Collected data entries
——————

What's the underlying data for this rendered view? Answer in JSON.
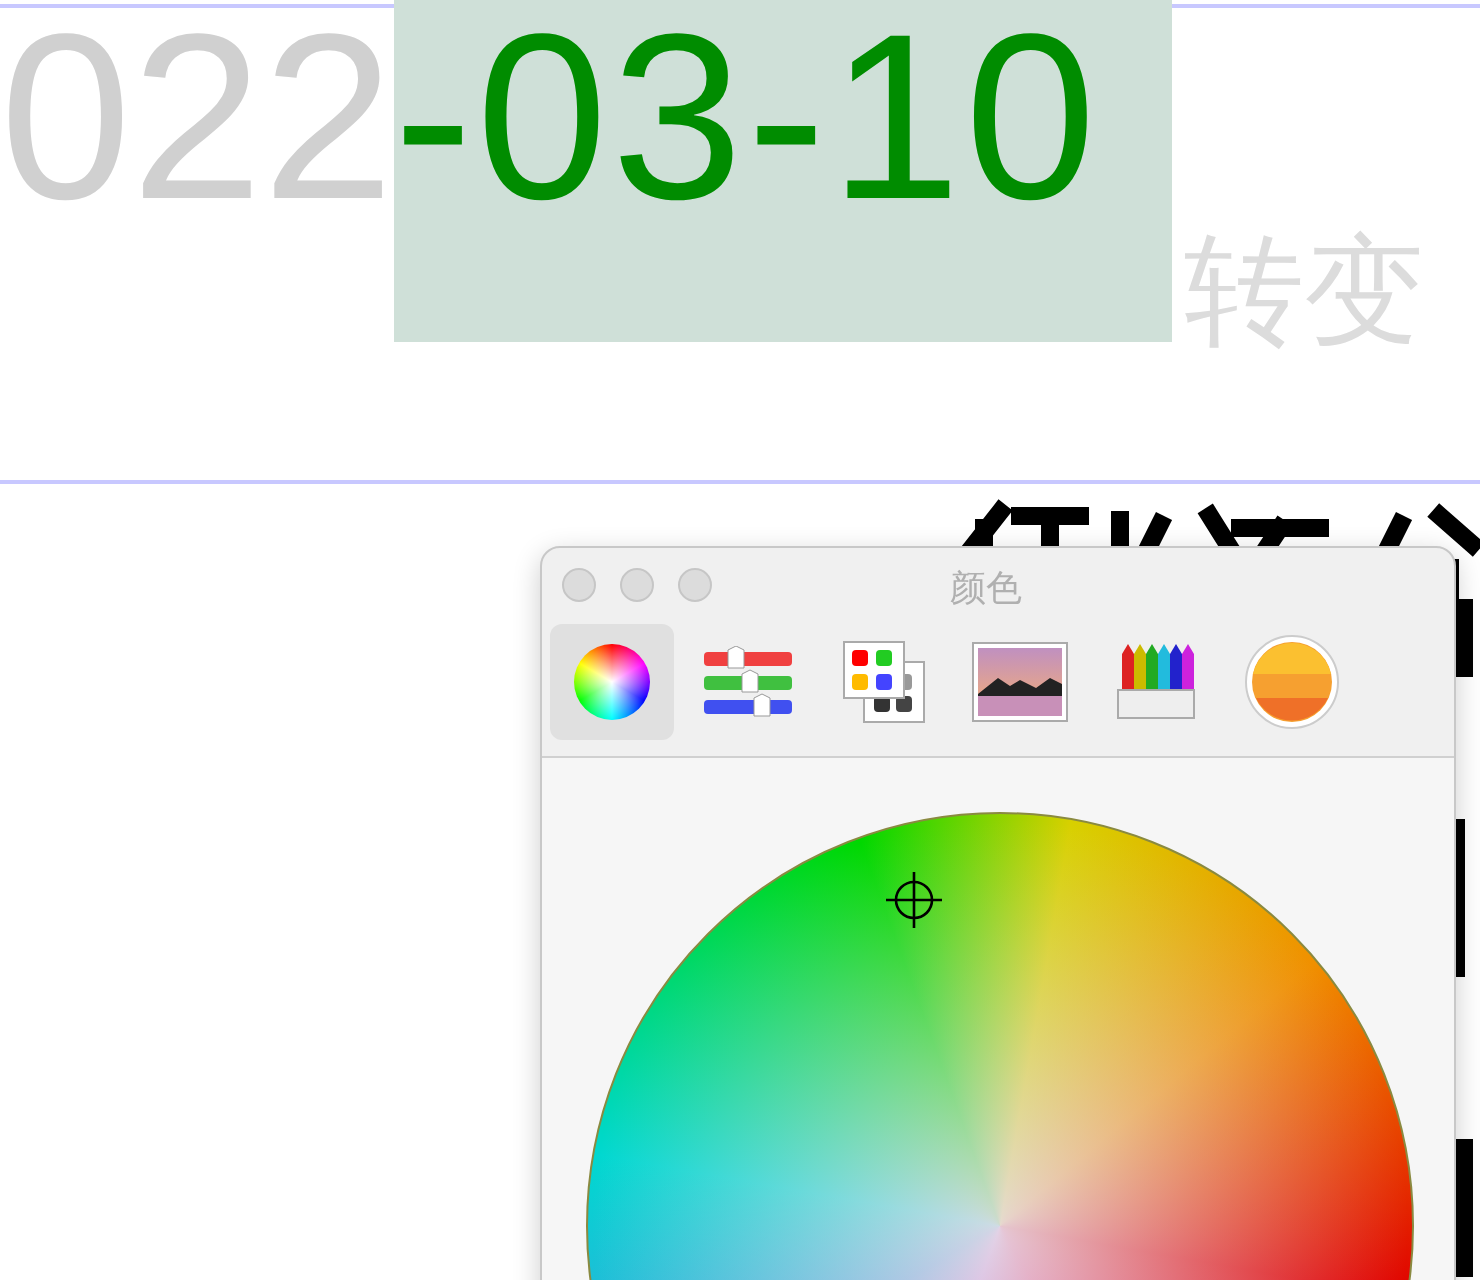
{
  "document": {
    "date_plain": "022",
    "date_selected": "-03-10",
    "caption": "转变"
  },
  "color_panel": {
    "title": "颜色",
    "modes": [
      {
        "kind": "wheel",
        "selected": true
      },
      {
        "kind": "sliders",
        "selected": false
      },
      {
        "kind": "palettes",
        "selected": false
      },
      {
        "kind": "image",
        "selected": false
      },
      {
        "kind": "pencils",
        "selected": false
      },
      {
        "kind": "sphere",
        "selected": false
      }
    ]
  }
}
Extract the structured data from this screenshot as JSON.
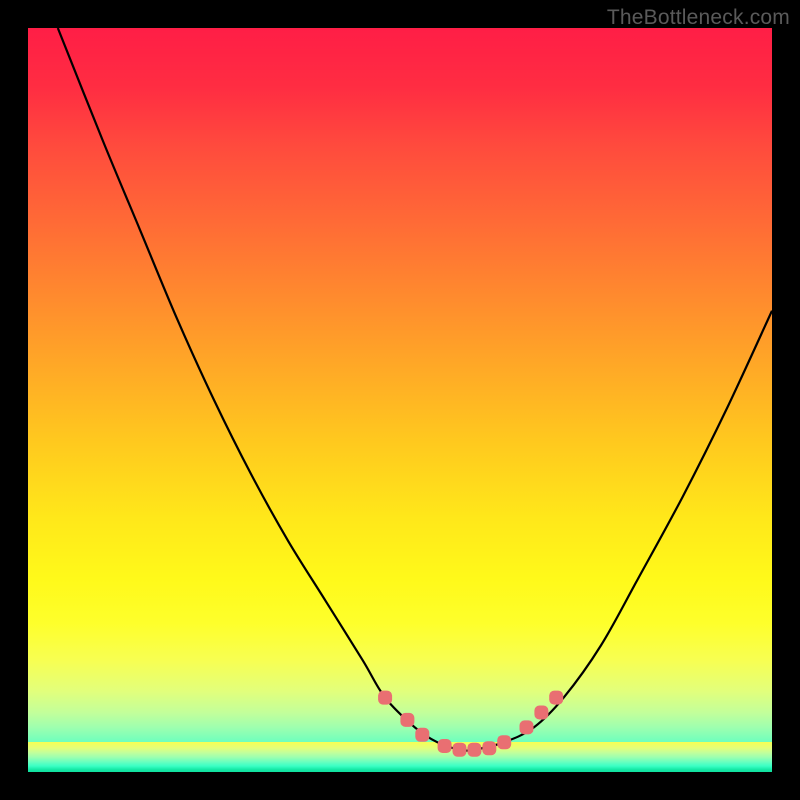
{
  "watermark": "TheBottleneck.com",
  "colors": {
    "background": "#000000",
    "curve_stroke": "#000000",
    "marker_fill": "#e96f72",
    "gradient_top": "#ff1e46",
    "gradient_mid": "#ffe81a",
    "gradient_bottom": "#12df9e"
  },
  "chart_data": {
    "type": "line",
    "title": "",
    "xlabel": "",
    "ylabel": "",
    "xlim": [
      0,
      100
    ],
    "ylim": [
      0,
      100
    ],
    "grid": false,
    "legend": null,
    "series": [
      {
        "name": "bottleneck-curve",
        "x": [
          4,
          10,
          15,
          20,
          25,
          30,
          35,
          40,
          45,
          48,
          52,
          55,
          58,
          60,
          64,
          68,
          72,
          77,
          82,
          88,
          94,
          100
        ],
        "y": [
          100,
          85,
          73,
          61,
          50,
          40,
          31,
          23,
          15,
          10,
          6,
          4,
          3,
          3,
          4,
          6,
          10,
          17,
          26,
          37,
          49,
          62
        ]
      }
    ],
    "markers": {
      "name": "highlight-dots",
      "color": "#e96f72",
      "points": [
        {
          "x": 48,
          "y": 10
        },
        {
          "x": 51,
          "y": 7
        },
        {
          "x": 53,
          "y": 5
        },
        {
          "x": 56,
          "y": 3.5
        },
        {
          "x": 58,
          "y": 3
        },
        {
          "x": 60,
          "y": 3
        },
        {
          "x": 62,
          "y": 3.2
        },
        {
          "x": 64,
          "y": 4
        },
        {
          "x": 67,
          "y": 6
        },
        {
          "x": 69,
          "y": 8
        },
        {
          "x": 71,
          "y": 10
        }
      ]
    }
  }
}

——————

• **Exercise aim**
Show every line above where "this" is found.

• **Task output**
What's the underlying data for this rendered view? Answer in JSON.
Extract the structured data from this screenshot as JSON.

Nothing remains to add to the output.